Other material ascribed to Lirainosaurus have been found in the Fox-Amphoux–Métisson locality, where unfortunately no magnetostratigraphic dating has been performed. However, the local stratigraphy presents the same succession of facies as in the Aix-en-Provence Basin, which is also in the Late Campanian to Early Maastrichtian age.

References[edit]

  1. ^ J. L. Sanz, J. E. Powell, J. Le Loeuff, R. Martinez, and X. Pereda-Suberbiola (1999). "Sauropod remains from the Upper Cretaceous of Laño (north central Spain). Titanosaur phylogenetic relationships." Estudios del Museo de Ciencias Naturales de Alava 14(1):235-255
  2. ^ Díez Díaz, V., Pereda Suberbiola, X. and Sanz, J.L. 2013. The axial skeleton of the titanosaur Lirainosaurus astibiae (Dinosauria: Sauropoda) from the latest Cretaceous of Spain. Cretaceous Research, 43:145-160.

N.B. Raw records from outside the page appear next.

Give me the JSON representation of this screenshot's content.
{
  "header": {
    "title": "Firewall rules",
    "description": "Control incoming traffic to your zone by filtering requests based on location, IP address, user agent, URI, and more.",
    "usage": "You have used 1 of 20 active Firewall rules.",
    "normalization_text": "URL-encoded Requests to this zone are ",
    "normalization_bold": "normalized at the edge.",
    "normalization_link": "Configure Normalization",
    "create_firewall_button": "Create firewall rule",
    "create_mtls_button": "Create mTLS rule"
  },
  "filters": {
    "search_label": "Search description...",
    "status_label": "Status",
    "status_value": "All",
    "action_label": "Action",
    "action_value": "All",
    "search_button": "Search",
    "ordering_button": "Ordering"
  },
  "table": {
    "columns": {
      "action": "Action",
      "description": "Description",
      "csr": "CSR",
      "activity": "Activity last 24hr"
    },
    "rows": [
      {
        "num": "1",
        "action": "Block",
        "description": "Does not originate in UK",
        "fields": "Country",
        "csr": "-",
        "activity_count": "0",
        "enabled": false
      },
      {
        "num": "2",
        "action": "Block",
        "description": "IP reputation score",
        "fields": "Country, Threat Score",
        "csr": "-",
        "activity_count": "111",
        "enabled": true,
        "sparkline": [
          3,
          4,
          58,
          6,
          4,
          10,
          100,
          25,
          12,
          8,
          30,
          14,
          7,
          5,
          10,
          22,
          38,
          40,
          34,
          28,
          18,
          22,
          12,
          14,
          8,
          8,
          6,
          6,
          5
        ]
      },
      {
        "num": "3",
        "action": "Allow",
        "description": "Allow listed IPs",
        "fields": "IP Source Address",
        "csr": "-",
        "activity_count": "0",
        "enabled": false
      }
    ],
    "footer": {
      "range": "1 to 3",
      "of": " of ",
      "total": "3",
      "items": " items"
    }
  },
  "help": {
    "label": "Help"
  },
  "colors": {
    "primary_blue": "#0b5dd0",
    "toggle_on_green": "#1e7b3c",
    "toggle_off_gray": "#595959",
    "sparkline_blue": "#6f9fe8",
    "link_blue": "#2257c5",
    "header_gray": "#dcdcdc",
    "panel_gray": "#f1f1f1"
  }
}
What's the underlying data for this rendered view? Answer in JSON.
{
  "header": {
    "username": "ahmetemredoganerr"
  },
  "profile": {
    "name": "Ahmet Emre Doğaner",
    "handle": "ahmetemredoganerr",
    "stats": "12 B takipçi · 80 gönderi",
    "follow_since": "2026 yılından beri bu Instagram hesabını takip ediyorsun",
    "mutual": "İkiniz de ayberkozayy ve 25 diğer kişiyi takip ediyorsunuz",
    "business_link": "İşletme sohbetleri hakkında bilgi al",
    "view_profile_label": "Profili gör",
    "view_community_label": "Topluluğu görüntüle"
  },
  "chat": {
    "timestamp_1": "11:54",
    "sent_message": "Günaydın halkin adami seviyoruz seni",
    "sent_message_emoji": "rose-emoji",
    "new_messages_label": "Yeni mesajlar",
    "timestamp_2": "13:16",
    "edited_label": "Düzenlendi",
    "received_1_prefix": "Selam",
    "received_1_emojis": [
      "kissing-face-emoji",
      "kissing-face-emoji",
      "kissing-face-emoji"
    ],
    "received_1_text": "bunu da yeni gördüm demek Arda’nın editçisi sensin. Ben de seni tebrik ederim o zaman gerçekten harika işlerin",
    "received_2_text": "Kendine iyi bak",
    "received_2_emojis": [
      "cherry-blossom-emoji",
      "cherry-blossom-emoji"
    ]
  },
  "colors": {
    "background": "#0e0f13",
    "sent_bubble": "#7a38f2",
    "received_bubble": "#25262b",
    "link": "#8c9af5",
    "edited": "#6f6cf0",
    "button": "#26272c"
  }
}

  3. ^ "Archived copy" (PDF). Archived from the original (PDF) on 2016-09-15. Retrieved 2016-08-24.CS1 maint: Archived copy as title (link)
  4. ^ Verónica Díez Díaz; Géraldine Garcia; Xabier Pereda Suberbiola; Benjamin Jentgen-Ceschino; Koen Stein; Pascal Godefroit; Xavier Valentin (2018). The titanosaurian dinosaur Atsinganosaurus velauciensis (Sauropoda) from the Upper Cretaceous of southern France: New material, phylogenetic affinities, and palaeobiogeographical implications. Cretaceous Research. in press. doi:10.1016/j.cretres.2018.06.015.
  5. ^ B. Vila; A. Galobart; J.U. Canudo; J. Le Loeff; et al. (2012). "The diversity of sauropod dinosaurs and their first taxonomic succession from the latest Cretaceous of southwestern Europe: Clues to demise and extinction". Palaeogeography, Palaeoclimatology, Palaeoecology. 350-352 (15): 19–38. doi:10.1016/j.palaeo.2012.06.008.